Like a wedding invitation, a ceremony program contains information that benefits a wedding's guests. But while an invitation's details are essential in letting family and friends know where to go and what time to show up, a program is optional. The wedding will go on whether or not people know where a reading came from or the flower girl's name. If you're on the fence about whether or not to do programs, check out the following truths to help you decide.
Having a program depends on the complexity of your ceremony.
If you're having a short service with limited readings and songs, and your bridal party is minimal, you can probably skip the program. On the other hand, if your ceremony will be multicultural or interfaith, say with both a minister and a rabbi officiating, it would be helpful to have a program that lists the main prayers and blessings, song lyrics, and significance of any rituals so guests can follow along.
It's a nice way to give a shout-out to the bridal party.
To get your wedding guests familiar with who's walking down the aisle besides you and the groom, including short bios of your peeps in the program is a sweet gesture. If you forgo programs, post the bios on your wedding website instead.
A program's usefulness only lasts as long as your ceremony.
While some guests will keep their program as a memento, many others will leave it on their seat or toss it. And that's okay. It's also why a simple design that doesn't cost much may be best. A program is easy to DIY on your computer then bring to a local printer's, Staples, or UPS Store for copying.
They keep guests cool.
If you're getting married on a warm day at a ceremony that's outdoors or in an un-air-conditioned house of worship, shape the program like a fan so guests can cool themselves off with it.
They give you another way to add a personal touch to your day.

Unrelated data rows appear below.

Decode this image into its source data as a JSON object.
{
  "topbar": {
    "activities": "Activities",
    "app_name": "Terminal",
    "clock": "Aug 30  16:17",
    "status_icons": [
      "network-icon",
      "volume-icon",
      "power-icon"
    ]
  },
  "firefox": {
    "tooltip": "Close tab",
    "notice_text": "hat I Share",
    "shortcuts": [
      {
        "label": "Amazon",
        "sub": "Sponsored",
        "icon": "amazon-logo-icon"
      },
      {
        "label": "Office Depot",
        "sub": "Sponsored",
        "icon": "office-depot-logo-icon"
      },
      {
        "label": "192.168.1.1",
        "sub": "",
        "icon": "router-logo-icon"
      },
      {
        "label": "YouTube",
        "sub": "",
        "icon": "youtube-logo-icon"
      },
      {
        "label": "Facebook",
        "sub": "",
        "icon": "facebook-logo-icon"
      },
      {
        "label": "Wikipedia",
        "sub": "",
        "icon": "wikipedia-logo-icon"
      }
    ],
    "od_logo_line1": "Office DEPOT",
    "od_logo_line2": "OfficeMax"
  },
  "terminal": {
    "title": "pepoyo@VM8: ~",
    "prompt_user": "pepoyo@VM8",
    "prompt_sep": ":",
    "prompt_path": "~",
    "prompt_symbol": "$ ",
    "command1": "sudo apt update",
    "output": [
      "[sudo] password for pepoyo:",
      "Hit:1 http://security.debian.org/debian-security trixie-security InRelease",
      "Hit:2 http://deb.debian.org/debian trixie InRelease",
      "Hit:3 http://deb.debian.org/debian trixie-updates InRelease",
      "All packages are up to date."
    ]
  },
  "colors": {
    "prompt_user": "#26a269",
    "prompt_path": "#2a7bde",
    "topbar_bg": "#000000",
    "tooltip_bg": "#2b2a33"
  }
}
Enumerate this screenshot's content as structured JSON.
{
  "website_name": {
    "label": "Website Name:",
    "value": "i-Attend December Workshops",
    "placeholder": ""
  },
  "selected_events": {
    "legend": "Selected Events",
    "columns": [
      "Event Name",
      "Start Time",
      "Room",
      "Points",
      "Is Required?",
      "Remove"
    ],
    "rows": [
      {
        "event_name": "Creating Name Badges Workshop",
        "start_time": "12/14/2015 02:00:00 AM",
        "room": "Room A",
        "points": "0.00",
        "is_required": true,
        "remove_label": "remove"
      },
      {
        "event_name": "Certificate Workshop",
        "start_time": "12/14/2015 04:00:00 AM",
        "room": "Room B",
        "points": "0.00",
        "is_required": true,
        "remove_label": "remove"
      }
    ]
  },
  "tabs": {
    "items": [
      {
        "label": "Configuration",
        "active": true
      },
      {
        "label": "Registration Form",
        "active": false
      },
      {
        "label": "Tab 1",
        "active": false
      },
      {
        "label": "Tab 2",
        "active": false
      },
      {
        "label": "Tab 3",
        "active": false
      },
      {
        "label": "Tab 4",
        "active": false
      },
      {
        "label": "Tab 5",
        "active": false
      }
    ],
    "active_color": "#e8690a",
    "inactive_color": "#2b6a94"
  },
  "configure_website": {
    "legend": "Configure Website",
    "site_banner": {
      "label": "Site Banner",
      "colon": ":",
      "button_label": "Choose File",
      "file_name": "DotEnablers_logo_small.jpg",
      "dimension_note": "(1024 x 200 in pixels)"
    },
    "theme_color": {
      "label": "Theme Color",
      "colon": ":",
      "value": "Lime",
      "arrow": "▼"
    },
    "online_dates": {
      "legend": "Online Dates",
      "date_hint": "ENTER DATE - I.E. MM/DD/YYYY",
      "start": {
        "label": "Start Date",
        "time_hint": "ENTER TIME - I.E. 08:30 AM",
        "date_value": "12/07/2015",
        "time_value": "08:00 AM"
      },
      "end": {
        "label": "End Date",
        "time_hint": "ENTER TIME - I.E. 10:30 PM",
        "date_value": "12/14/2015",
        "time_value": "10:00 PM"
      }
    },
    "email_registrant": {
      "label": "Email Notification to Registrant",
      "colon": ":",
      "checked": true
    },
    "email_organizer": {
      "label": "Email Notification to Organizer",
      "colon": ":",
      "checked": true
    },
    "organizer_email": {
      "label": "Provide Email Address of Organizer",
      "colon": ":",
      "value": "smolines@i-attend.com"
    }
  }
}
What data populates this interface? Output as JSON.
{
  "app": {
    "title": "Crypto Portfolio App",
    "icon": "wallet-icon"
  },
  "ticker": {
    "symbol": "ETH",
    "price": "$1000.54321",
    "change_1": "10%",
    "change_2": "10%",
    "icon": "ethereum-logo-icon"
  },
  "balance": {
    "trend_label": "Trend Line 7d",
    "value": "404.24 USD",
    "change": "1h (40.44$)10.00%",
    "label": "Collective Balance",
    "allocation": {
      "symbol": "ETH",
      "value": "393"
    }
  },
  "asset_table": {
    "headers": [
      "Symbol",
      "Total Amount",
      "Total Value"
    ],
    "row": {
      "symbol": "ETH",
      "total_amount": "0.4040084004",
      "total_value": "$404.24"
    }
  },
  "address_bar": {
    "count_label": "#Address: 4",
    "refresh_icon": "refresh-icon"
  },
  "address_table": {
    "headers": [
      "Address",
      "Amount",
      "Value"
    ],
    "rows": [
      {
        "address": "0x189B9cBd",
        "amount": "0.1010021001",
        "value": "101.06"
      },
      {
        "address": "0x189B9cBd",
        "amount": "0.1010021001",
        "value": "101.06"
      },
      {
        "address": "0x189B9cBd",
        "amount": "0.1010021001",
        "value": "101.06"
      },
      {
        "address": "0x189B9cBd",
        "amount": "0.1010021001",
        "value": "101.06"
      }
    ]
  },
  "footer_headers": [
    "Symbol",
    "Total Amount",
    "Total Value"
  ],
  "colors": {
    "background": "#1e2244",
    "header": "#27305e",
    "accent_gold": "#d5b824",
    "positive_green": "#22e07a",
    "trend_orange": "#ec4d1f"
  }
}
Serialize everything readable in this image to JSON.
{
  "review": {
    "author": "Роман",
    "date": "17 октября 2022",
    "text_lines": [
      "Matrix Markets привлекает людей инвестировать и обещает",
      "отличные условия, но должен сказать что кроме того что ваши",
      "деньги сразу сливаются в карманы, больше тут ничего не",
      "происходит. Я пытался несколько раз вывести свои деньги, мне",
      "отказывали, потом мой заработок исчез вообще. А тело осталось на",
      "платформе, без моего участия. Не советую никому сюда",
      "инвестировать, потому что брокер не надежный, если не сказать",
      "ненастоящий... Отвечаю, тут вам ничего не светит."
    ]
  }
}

If your budget can handle the cost, you can design a program that shows off your wedding's style. Customized programs can say a lot about you and your new spouse.